= Required work =
Retype the records below exactly as they appear, but leave out any pictures.

══ Material for this exercise ══

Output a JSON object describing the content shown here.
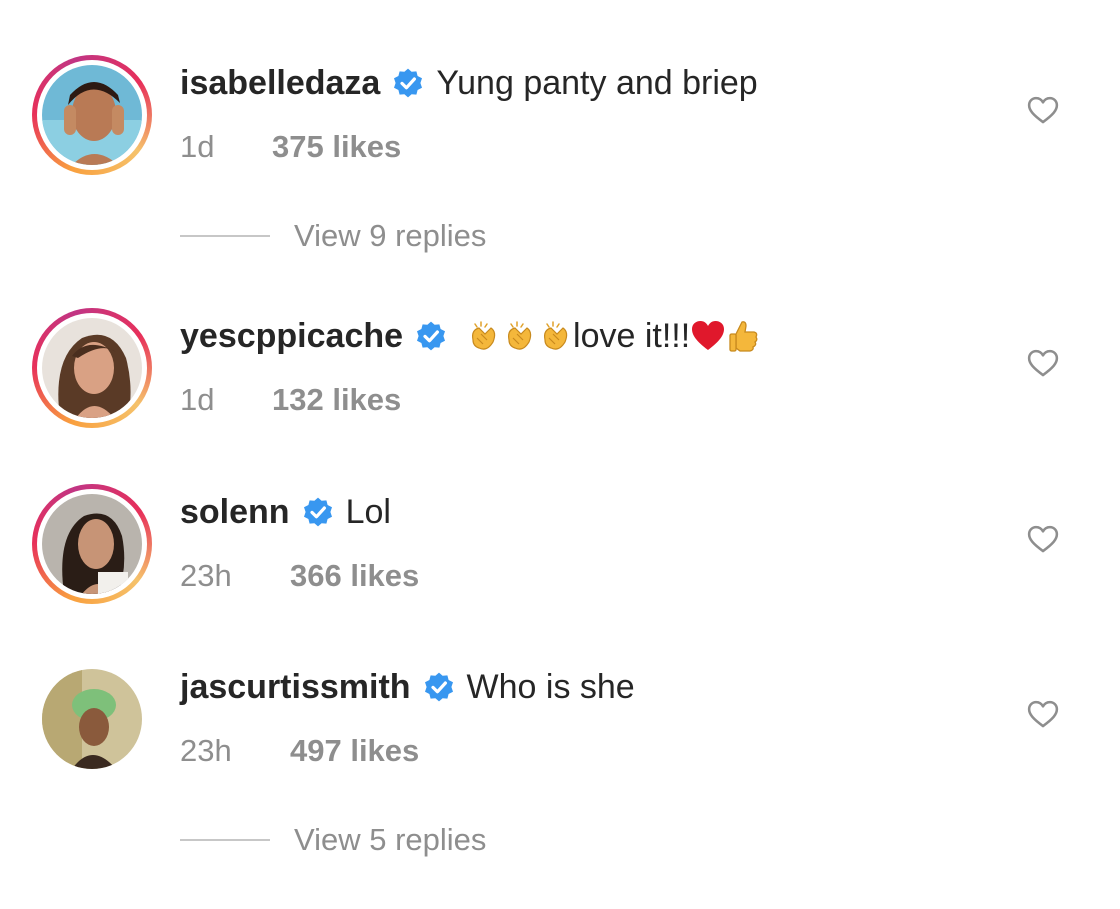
{
  "comments": [
    {
      "username": "isabelledaza",
      "text": "Yung panty and briep",
      "time": "1d",
      "likes": "375 likes",
      "avatar_ring": "story",
      "replies": "View 9 replies"
    },
    {
      "username": "yescppicache",
      "text_prefix_emoji": [
        "clapping-hands-emoji",
        "clapping-hands-emoji",
        "clapping-hands-emoji"
      ],
      "text": "love it!!!",
      "text_suffix_emoji": [
        "red-heart-emoji",
        "thumbs-up-emoji"
      ],
      "time": "1d",
      "likes": "132 likes",
      "avatar_ring": "story"
    },
    {
      "username": "solenn",
      "text": "Lol",
      "time": "23h",
      "likes": "366 likes",
      "avatar_ring": "story"
    },
    {
      "username": "jascurtissmith",
      "text": "Who is she",
      "time": "23h",
      "likes": "497 likes",
      "avatar_ring": "none",
      "replies": "View 5 replies"
    }
  ],
  "icons": {
    "verified": "verified-badge-icon",
    "like": "heart-outline-icon"
  },
  "colors": {
    "verified_blue": "#3897f0",
    "text_primary": "#262626",
    "text_secondary": "#8e8e8e"
  }
}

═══

= Result of this task =
Output a JSON object describing the content shown here.
{
  "comments": [
    {
      "username": "isabelledaza",
      "text": "Yung panty and briep",
      "time": "1d",
      "likes": "375 likes",
      "avatar_ring": "story",
      "replies": "View 9 replies"
    },
    {
      "username": "yescppicache",
      "text_prefix_emoji": [
        "clapping-hands-emoji",
        "clapping-hands-emoji",
        "clapping-hands-emoji"
      ],
      "text": "love it!!!",
      "text_suffix_emoji": [
        "red-heart-emoji",
        "thumbs-up-emoji"
      ],
      "time": "1d",
      "likes": "132 likes",
      "avatar_ring": "story"
    },
    {
      "username": "solenn",
      "text": "Lol",
      "time": "23h",
      "likes": "366 likes",
      "avatar_ring": "story"
    },
    {
      "username": "jascurtissmith",
      "text": "Who is she",
      "time": "23h",
      "likes": "497 likes",
      "avatar_ring": "none",
      "replies": "View 5 replies"
    }
  ],
  "icons": {
    "verified": "verified-badge-icon",
    "like": "heart-outline-icon"
  },
  "colors": {
    "verified_blue": "#3897f0",
    "text_primary": "#262626",
    "text_secondary": "#8e8e8e"
  }
}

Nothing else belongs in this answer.